THE introduction of a strategy and policies to manage thousands of volunteers helping to maintain council services should not “frighten away” potential recruits, a meeting has heard.

North Yorkshire County Council’s executive was told while the authority had attracted 6,300 volunteers to ensure key and popular services are maintained in the face of dwindling Government funding, it had become evident the council’s inconsistent approach towards unpaid helpers needed to end.

The authority’s leading members heard setting out clear policies on operational issues such as expenses and training was essential to ensure volunteers were correctly valued and fairly supported.

Neil Irving, the council’s assistant director of policy, partnerships and communities, said volunteers and officers who coordinate the volunteers had helped shape the strategy, which will ensure “the management and support of volunteers is optimised for the benefit of both the authority and the volunteers”.

He told the meeting the strategy and policies being launched should also be used as a blueprint for partner organisations which contribute to the council’s service delivery, for example the 1,700 volunteers in community and hybrid libraries and 3,300 school governors.

Mr Irving said while developing the strategy the council received “lots of positive messages from our volunteers and lots of good practice they saw, but they also recognised some inconsistencies with reinventing the wheel across the council”.

He added: “What also came out very clearly was that many of our volunteers are interested in doing more than just the individual opportunity what they signed up for, so the fact that up until today we have been seen as individual services has not helped that process.”

Councillor Derek Bastiman asked whether the introduction of a strategy and policies by the council had caused a drop-off in volunteers because there were concerns it could “frighten people off”.

Mr Irving replied: “What we have actually seen through the project and better marketing a definite increase in the number of people inquiring about volunteering with the council. For example, the improved information on our website produced a very dramatic increase, which we are very pleased about.

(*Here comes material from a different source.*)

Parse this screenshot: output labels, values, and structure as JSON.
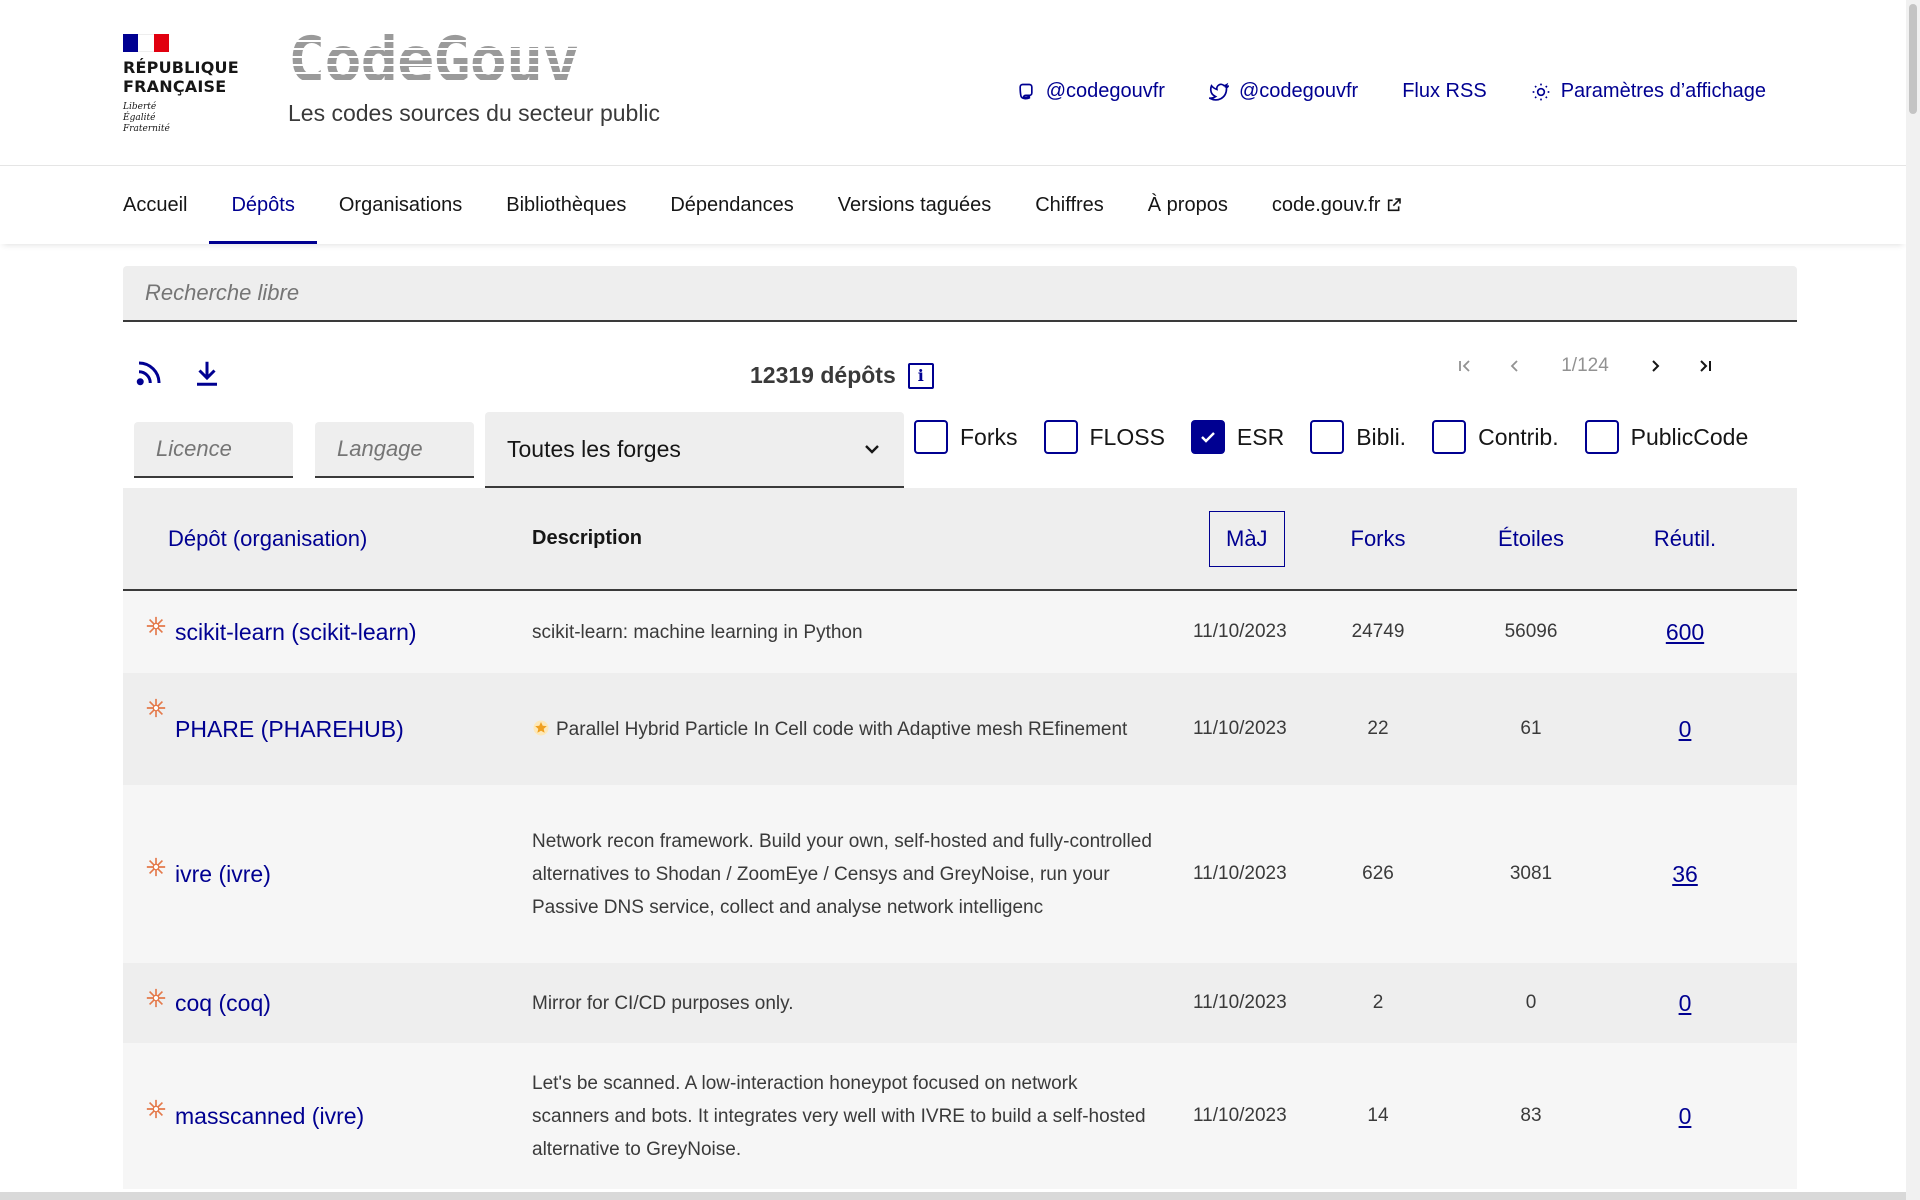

“I hope having a strategy and clearer policies won’t put people off. I think inevitably there might be some people if circumstances change slightly, but we are not going to the lowest common denominator, we are trying to set out some principles and where there are costs and support involved, push them as close to we can as those we offer staff, recognising it is not an employment situation.”